The Lodge’s commitment to tolerance and the brotherhood of all men has produced hostile reactions among many elements interested in keeping people divided and at odds with one another. For this reason, there are times when the Lodge has existed more or less underground. In most times, however, the Lodge operates openly, only keeping certain things private—means of identifying other Masons and details of certain rituals, for example.

These secrets have produced great jealousy and suspicion, which has in turn led to confusion about who Masons really are. One common confusion is conflating any group with secrets with the Lodge, or confusing the Lodge—a society with secrets—with various secret societies. Here is a quick look at some other fraternal orders that are often confused with the Lodge.

The Illuminati

The Ancient Illuminated Seers of Bavaria was a secret society founded by the defrocked Jesuit Adam Weishaupt in Ingolstadt, Bavaria in 1776. This was the height of the Enlightenment, a movement to secularize institutions of power and bring about democratic republican political changes to Europe. Because of the threats these ideas posed to the ruling Church and aristocracy, many “freethinkers” had to operate in secret, and the Illuminati (as Weishaupt’s group called themselves) were no different. Almost immediately the group came under suspicion, and was the object of conspiracy theories around the time of the French Revolution.

These conspiracies appear to be overdrawn, and while Weishaupt seems to have adopted certain practices from the Masonic Lodge, the Illuminati were not Masons—most members could probably not profess belief in God. The order seems to have collapsed under internal divisions and official oppression within about 50 years of its founding, though some occult orders claim to be its rightful heirs. Figuring out which of the many competitors to this title is legitimate is a task for someone with the patience of Job.

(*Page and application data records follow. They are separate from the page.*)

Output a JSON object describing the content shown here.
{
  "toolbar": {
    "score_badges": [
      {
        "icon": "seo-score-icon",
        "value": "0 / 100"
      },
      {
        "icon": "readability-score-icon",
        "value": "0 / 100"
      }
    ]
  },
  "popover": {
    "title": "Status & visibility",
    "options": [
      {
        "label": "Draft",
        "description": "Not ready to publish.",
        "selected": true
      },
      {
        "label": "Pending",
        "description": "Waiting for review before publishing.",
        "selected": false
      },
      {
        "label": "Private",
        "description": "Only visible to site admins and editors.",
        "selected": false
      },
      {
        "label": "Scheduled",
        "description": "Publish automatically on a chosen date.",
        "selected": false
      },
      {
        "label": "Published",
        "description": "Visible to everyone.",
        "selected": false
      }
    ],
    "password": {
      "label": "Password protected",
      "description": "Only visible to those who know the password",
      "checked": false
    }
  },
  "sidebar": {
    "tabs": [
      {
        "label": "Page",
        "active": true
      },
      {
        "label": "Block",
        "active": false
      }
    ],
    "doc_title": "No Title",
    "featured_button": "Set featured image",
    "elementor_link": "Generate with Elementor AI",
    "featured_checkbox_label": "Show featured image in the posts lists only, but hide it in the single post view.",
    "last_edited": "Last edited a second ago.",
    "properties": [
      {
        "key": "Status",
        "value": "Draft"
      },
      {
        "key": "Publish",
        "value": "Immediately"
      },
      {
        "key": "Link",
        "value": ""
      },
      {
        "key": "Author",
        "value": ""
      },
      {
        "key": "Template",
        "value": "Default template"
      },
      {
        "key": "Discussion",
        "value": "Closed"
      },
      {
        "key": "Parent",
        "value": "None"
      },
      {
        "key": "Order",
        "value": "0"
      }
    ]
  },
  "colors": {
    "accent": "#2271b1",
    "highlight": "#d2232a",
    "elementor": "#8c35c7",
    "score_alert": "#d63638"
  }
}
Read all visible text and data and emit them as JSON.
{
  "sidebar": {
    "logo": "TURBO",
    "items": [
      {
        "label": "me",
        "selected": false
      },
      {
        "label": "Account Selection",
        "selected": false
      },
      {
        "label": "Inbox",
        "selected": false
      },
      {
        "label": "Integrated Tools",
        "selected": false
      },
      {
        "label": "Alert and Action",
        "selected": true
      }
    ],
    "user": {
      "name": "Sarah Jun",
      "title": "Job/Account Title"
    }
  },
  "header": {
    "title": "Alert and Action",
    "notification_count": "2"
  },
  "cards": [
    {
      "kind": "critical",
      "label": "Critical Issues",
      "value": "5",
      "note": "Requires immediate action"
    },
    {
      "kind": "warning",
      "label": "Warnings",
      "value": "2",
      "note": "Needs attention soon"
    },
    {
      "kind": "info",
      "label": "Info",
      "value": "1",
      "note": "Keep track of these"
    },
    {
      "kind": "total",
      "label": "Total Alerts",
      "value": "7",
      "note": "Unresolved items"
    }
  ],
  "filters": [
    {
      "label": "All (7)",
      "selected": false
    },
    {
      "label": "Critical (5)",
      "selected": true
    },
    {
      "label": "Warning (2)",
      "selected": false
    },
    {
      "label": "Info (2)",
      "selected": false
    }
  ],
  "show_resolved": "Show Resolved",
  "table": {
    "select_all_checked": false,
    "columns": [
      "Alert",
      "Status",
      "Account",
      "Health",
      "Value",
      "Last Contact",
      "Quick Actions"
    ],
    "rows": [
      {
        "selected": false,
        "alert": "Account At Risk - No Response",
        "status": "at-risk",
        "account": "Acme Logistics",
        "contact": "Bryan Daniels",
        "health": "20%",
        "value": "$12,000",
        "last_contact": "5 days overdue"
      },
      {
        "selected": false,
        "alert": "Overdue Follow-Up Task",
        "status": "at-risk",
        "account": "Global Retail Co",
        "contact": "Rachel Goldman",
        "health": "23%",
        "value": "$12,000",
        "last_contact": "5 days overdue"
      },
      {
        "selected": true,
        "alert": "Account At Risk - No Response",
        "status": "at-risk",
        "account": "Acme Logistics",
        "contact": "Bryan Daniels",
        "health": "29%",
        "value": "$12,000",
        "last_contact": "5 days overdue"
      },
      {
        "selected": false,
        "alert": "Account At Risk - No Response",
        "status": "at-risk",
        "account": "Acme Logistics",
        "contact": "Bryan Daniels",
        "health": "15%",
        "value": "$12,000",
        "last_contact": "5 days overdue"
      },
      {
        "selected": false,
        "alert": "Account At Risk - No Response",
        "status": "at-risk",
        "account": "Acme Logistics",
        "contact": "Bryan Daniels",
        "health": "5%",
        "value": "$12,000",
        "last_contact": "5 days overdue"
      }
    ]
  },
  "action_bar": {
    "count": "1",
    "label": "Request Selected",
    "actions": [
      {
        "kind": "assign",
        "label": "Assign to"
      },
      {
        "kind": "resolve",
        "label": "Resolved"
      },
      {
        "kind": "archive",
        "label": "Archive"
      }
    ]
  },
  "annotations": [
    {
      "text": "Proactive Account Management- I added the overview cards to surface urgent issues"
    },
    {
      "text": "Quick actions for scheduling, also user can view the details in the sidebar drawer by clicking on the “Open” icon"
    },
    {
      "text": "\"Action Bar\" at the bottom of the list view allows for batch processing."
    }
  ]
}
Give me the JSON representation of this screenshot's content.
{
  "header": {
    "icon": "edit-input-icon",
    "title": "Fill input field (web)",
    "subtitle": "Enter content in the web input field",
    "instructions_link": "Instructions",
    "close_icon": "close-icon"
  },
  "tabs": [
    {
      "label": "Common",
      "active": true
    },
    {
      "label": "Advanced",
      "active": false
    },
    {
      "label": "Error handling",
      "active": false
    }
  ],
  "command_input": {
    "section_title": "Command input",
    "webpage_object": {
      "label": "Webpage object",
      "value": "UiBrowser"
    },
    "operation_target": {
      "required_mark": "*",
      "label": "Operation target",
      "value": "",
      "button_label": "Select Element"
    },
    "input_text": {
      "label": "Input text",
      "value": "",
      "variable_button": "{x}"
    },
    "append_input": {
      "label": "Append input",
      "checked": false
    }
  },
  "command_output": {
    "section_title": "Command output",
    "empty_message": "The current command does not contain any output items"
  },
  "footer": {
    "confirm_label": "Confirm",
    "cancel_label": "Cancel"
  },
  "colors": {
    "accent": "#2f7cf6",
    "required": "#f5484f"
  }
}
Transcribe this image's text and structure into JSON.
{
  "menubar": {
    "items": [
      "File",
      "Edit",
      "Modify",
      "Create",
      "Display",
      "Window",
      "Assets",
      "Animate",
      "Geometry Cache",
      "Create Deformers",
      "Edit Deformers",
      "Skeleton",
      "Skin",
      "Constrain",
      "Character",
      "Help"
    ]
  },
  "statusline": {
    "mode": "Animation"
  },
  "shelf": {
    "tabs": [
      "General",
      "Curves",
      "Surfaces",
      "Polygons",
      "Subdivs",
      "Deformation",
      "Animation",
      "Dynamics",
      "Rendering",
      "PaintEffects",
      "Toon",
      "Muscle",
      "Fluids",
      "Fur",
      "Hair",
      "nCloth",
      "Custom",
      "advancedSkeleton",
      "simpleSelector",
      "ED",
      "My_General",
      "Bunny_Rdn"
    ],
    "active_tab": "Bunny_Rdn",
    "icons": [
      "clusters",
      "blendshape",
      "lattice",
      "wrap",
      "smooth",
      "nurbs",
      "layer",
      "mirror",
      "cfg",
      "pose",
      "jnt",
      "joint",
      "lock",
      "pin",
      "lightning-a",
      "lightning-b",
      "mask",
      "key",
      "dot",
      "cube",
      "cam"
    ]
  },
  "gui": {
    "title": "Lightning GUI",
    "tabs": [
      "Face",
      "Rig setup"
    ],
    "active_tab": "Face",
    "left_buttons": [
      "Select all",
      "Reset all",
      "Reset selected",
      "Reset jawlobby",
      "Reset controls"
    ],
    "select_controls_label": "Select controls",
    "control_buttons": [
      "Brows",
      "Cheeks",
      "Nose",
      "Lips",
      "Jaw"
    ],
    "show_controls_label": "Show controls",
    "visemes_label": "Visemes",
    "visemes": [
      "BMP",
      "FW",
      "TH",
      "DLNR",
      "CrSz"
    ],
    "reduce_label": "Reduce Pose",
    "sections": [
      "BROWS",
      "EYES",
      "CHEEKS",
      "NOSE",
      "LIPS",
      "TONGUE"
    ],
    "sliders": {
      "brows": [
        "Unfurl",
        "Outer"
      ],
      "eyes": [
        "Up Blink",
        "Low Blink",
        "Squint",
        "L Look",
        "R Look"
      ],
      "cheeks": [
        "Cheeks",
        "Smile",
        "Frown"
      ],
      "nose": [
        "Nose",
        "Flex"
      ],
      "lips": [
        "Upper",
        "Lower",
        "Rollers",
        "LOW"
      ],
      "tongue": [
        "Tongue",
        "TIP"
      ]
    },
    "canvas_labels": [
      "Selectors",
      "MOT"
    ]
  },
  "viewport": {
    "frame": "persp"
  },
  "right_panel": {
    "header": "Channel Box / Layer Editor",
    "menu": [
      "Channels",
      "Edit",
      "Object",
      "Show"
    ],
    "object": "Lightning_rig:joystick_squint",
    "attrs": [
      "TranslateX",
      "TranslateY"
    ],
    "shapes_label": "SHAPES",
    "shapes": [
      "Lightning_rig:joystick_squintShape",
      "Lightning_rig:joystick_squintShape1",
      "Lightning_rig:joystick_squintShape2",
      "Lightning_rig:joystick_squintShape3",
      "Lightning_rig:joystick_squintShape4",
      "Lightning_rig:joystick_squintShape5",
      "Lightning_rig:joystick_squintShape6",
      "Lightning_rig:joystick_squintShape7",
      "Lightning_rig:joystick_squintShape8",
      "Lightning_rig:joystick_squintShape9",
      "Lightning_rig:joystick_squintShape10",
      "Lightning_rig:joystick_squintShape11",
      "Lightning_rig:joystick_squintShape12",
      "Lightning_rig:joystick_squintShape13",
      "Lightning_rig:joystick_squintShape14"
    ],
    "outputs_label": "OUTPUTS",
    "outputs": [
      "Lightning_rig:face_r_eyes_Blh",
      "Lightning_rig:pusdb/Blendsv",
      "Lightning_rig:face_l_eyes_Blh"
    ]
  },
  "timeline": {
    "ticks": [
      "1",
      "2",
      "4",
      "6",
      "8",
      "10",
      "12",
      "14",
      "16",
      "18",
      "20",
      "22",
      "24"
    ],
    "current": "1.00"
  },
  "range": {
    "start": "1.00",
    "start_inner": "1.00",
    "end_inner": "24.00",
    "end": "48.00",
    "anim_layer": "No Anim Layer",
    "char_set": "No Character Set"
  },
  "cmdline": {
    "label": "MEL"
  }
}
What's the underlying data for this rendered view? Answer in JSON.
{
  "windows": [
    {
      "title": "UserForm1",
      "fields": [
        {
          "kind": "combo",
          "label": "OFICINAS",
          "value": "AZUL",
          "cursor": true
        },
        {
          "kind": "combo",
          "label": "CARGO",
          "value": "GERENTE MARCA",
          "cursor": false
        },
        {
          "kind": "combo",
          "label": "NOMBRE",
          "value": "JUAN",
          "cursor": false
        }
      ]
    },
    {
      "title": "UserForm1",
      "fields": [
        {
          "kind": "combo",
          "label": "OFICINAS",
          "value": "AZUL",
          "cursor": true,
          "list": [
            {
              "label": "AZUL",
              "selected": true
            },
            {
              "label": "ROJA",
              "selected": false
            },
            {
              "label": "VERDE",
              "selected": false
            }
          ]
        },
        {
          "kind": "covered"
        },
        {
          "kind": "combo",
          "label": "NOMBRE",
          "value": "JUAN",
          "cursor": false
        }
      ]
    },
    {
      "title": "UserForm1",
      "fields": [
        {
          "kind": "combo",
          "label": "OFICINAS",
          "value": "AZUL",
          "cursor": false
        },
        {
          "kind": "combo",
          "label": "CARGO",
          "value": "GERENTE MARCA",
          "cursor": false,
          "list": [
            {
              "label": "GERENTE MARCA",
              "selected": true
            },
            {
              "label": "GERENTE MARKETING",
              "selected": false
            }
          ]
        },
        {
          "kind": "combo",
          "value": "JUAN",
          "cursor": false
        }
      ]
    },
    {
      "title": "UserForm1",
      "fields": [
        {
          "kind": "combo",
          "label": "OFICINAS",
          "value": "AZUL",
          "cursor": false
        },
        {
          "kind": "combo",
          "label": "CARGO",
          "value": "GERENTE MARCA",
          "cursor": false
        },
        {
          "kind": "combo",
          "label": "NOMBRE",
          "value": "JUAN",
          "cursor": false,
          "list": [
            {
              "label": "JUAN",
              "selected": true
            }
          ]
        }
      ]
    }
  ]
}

Skull and Bones

Skull and Bones was founded at Yale University in the 1830s amid a controversy over certain student awards. Each year the organization “taps” 15 distinguished juniors to join the society the next year. The organization is not much different from your typical fraternity, except that it draws its members further along in their college careers and focuses on campus leaders. Also unlike most fraternities, the group is now co-ed, and racially diverse. Because it seeks out the most distinguished young people at one of America’s most distinguished universities, many “Bonesmen” have gone on to positions of public distinction, including President William H. Taft and both Presidents Bush.

While there are undoubtedly some Masons who have also been Bonesmen (President Taft, for example), the organizations have no amity or formal connection. For one thing, S&B now accepts women, and the Lodge does not. Like the Lodge, S&B has been the subject of a number of conspiracy theories, despite the rather public nature of their operations and membership.


There are a number of other charitable, fraternal organizations which are often confused with the Lodge. The Independent Order of Oddfellows has a terrific name and a great reputation for community service, but they are not Masons and one is not required to be a Mason to join. The Elks also require a belief in God and engage in charity, but both the Odd Fellows and Elks are more properly “belevolent societies,” in that they were founded to assist fellow members in need. Both these and the Moose Lodge are largely social organizations, and while many Masons belong to these organizations, they are not Masons nor is Masonic initiation required for membership (as it is in such organizations as the Shriners).